_Records to process_
▼
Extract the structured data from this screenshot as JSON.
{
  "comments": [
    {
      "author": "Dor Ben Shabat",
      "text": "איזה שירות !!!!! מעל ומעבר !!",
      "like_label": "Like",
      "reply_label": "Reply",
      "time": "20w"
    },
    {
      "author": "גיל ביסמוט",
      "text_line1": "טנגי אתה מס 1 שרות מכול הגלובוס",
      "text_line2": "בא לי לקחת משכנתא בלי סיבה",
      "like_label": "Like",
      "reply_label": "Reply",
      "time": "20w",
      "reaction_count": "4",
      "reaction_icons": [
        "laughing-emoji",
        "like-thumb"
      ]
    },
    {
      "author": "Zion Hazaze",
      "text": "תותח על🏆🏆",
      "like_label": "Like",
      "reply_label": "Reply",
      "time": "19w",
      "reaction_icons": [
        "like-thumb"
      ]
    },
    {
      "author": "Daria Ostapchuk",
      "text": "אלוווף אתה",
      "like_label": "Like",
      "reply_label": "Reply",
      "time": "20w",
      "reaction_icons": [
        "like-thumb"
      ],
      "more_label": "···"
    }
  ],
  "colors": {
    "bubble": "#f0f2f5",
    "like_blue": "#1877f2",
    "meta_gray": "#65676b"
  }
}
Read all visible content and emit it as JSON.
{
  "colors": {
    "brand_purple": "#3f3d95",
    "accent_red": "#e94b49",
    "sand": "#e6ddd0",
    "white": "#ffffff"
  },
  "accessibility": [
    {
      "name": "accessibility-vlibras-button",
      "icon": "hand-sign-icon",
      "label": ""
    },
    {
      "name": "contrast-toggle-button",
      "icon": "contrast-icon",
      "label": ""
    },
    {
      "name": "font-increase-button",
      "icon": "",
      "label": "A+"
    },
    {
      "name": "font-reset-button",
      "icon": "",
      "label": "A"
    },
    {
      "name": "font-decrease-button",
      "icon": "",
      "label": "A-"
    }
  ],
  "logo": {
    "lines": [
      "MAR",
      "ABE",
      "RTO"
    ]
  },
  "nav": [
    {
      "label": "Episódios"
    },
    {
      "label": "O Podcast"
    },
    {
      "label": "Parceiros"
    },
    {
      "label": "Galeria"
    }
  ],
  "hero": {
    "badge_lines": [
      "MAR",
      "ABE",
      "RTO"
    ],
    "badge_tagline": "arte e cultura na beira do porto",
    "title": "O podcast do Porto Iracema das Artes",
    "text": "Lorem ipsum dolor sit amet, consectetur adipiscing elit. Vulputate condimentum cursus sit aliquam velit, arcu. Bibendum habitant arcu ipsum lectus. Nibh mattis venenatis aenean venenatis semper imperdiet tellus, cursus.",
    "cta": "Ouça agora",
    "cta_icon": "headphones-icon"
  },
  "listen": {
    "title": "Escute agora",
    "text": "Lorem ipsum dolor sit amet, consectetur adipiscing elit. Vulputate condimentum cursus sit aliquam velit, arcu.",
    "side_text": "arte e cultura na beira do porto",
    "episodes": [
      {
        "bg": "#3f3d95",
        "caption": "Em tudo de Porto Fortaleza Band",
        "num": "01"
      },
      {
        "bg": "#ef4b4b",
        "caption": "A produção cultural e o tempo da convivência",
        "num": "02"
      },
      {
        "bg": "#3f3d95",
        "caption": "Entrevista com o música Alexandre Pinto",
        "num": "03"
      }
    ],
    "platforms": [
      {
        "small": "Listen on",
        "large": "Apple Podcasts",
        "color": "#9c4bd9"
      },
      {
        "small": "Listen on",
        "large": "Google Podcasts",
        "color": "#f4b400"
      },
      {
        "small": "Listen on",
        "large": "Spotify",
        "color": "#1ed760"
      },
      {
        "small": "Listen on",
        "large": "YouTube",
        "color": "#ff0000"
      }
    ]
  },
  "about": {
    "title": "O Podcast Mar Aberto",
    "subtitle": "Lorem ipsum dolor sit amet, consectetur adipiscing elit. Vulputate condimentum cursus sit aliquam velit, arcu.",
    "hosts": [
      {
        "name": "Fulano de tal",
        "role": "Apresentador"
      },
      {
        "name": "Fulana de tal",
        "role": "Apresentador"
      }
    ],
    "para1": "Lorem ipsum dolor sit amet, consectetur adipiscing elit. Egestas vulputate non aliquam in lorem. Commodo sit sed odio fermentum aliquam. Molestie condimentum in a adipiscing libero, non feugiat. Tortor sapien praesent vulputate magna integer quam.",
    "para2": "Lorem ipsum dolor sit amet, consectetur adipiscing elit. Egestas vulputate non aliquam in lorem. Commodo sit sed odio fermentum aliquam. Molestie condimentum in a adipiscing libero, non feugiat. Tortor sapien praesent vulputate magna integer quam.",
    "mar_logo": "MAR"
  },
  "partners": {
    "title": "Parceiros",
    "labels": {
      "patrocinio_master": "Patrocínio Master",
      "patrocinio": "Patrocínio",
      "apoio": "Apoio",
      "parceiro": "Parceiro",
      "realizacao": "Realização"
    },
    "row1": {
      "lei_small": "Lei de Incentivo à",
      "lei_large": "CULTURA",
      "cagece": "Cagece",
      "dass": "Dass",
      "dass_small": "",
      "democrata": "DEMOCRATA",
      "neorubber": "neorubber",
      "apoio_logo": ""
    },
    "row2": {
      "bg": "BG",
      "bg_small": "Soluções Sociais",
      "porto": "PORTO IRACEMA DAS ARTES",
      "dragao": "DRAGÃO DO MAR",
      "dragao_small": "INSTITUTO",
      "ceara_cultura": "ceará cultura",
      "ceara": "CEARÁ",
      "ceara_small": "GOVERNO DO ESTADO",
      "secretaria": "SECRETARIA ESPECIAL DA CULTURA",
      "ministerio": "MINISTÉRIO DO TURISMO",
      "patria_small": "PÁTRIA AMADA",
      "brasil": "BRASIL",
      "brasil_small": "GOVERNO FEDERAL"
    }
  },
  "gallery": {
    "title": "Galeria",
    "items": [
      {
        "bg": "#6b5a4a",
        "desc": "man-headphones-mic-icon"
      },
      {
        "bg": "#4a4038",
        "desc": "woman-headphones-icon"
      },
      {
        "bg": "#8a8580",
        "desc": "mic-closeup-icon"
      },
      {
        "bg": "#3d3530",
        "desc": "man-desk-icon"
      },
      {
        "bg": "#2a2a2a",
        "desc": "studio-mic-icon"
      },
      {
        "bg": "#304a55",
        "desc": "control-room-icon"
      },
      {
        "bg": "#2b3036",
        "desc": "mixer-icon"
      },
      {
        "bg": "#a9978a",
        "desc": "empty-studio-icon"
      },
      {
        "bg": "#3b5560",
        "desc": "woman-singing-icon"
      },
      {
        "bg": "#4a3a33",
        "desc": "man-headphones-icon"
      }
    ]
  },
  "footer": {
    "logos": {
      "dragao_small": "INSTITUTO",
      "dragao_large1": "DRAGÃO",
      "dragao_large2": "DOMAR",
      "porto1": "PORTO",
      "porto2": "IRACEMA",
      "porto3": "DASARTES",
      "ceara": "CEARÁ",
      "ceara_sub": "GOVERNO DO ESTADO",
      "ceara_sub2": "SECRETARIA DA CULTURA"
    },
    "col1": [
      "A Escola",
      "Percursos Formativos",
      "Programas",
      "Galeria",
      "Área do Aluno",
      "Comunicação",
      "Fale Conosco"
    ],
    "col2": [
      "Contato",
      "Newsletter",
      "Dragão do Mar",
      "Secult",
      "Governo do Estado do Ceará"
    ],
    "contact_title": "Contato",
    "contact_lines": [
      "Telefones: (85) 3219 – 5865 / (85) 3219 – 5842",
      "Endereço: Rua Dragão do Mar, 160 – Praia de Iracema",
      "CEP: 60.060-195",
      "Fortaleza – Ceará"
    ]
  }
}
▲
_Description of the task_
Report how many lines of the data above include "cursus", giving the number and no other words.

_Output for this task_
3